Ghosting Due to Transients, etc …
An interesting type of Ghosting was just observed with this new clock design. Usually ghosting is caused by timing, due to the lag time of the display, or due to stray voltages ionizing the tubes. These have been addressed by adding inter-digit blanking periods, and mid-pull resistors.
A third cause has been found with this design. It was found on the anode driver side, when I switched from the, soon to be discontinued, ST STPSA42, to the more generic 2N6517. The STPSA42, is a version of the MPSA42, but since it has its own number, ST can play with its specs, so it does not necessarily, need to match the MPSA42 in all aspects. No ghostings was observed with the ST “A42” device (STPSA42), but it did occur with the 2N6517. Further analysis isolated to the anode side, and it only occurred with the 2N6517 device. Transient spikes were found. Here is a scope image:
Notice the two large glitches out on the anode signal, that’s tied directly to the nixie. This signal starts at the NPN (2N6517), that’s in turn driving the PNP (MPSA92). Also notice when Off, the anode goes to ~100V, the mid-pull value, not zero (the line all the way at the bottom). When its intended to be ON, its ~150V, which is the maintaining level. Only at the beginning is it at ~200V.
Below, is the circuit area in question. Shown for only one of the six channels:
Figure (a) shows the original circuit. The glitches are timing and impedance related, and to the way “Q11” is driven. Remember, its charlie-plexed, so both base and emitter are shifted, either HIGH, LOW, or to a High-Impedance state. The ST devices have been found to have a hfe of only 24, while the 2N6517, has one exceeding 150. This makes the 2N6517 more susceptible to these transients. But two simple fixes, allow us to use any device. One (b) just reduces the signal level that get to the PNP, by making the divider ratio larger ([R4+R3]/R3). The other (c) suppresses the transient, due to its short time. That means it can be filtered out by a simple RC network. In short, changing the base resisitor (R3) to 2.2K, or adding a parallel 0.01uf cap (Cx), solves the problem.
Below are photos, of the anode signal, with either fix in place:
Here, using the 2.2K base resistor, and smaller drive signal, and:
using a simple RC signal, to kill the spikes.
Revision A Board:
This board uses method “C”, above, to inhibit “ghosting”. 6 0.01 caps have been added across the BE junctions of the HV PNP anode drivers, to suppress any spikes. These spikes are due to higher gain HV NPN transistors used to drive the PNP’s. Now any HV NPN can be used at these locations.
Other Ghosting Causes:
Improper timing is a common cause for ghosting, but that can be corrected by software adjustments. The timing on this board, includes adequate blanking intervals to allow the nixies to transition without ghosting. Also Base-Emitter resistors are added to the anode transistors, to ensure that those transistors switch OFF promptly.
Damaged uC I/O: The I/O bits driving the anode and cathode transistors are sometimes damaged. Each uC is fully functionally tested before being kitted.

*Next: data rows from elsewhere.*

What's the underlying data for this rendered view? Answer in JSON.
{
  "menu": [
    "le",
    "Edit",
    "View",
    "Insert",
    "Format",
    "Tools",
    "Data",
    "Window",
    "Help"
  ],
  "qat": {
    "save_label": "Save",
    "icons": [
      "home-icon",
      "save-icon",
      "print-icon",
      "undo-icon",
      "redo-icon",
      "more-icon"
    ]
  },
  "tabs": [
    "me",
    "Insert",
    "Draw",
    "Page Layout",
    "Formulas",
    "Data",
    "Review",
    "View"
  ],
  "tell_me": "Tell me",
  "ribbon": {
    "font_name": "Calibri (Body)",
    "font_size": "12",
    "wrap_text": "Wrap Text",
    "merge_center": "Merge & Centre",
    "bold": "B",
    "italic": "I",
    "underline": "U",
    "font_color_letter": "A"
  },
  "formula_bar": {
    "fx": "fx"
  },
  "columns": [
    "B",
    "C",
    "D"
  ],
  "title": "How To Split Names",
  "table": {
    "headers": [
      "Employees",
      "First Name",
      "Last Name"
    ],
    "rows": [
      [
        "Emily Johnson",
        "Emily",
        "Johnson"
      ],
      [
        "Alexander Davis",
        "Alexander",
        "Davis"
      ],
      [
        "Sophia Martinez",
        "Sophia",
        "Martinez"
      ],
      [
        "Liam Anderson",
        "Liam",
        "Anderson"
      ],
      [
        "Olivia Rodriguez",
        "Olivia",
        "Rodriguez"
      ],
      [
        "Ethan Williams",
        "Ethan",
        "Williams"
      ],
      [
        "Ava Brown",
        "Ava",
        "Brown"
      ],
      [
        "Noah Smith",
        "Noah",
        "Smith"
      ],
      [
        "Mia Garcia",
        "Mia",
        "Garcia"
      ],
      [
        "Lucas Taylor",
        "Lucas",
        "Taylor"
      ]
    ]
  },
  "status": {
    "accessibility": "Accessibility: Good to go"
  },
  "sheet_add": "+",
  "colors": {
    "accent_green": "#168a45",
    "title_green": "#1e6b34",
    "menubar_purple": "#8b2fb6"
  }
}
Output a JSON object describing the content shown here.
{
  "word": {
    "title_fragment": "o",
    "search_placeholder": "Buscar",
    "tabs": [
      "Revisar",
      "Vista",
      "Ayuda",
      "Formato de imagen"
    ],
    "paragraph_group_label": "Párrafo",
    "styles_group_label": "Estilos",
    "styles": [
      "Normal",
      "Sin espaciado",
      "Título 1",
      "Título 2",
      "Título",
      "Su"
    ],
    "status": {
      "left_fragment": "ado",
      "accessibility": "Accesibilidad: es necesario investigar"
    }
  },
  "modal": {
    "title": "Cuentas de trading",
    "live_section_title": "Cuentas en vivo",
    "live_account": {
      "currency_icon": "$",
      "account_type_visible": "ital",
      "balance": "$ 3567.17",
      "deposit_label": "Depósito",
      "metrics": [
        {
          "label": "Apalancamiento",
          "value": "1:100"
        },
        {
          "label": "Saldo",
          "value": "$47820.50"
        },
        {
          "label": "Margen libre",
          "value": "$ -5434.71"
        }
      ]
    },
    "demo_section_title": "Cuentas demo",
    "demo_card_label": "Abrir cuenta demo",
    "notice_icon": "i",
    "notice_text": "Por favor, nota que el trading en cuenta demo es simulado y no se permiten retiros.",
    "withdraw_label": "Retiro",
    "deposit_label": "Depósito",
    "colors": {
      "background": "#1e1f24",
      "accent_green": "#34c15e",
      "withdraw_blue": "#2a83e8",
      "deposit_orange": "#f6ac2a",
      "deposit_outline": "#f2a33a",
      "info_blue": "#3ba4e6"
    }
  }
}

My parts handling area is also equipped with anti-static measures. However, static damage does occur. Most hobbyist do not have anti-static handling stations, and Atmel parts do seem to be a tad more prone to static damage, than their competitors. The symptoms are pronounced. Not just a hint, of another digit being ON, but two, or more numerals, of equal brightness present at the same time.
Improperly installed components: Its very important to make sure, that the proper component is installed in the proper location, in the proper orientation. This seems like a big “duh” !, but it happens. I do it, myself. Sometimes you spend too much time working on something. Its time to take a break, and play with the kids, to get some fresh eyes on the problem later. And then the munchkins says, “granpa, why is the white paint facing left, and the black part facing right ?”. Doh !
Flux Residue – inadvertent conduction paths: Keep it Clean ! The nixies are driven here, using a unique form of multiplexing, called Charlieplexing. A key for it to work, is that only two I/O bits are in a low impedance state, at any time. One outputting a a one (1), and the other a zero (0). All other I/O bits, in that matrix, are to be in their high impedance state. Its very important that those inhibited I/O bits conduct absolutely no current. If they do, then unintentional transistors will be turned ON. This can happen if conductive material gets trapped in the flux residue. This residue absorbs, and holds water. That water, in combination with other contaminants will conduct. This usually isn’t an issue with most modern circuits. It is, however, when employing charlieplexing. They now sell no-clean fluxes. Clean it off, regardless !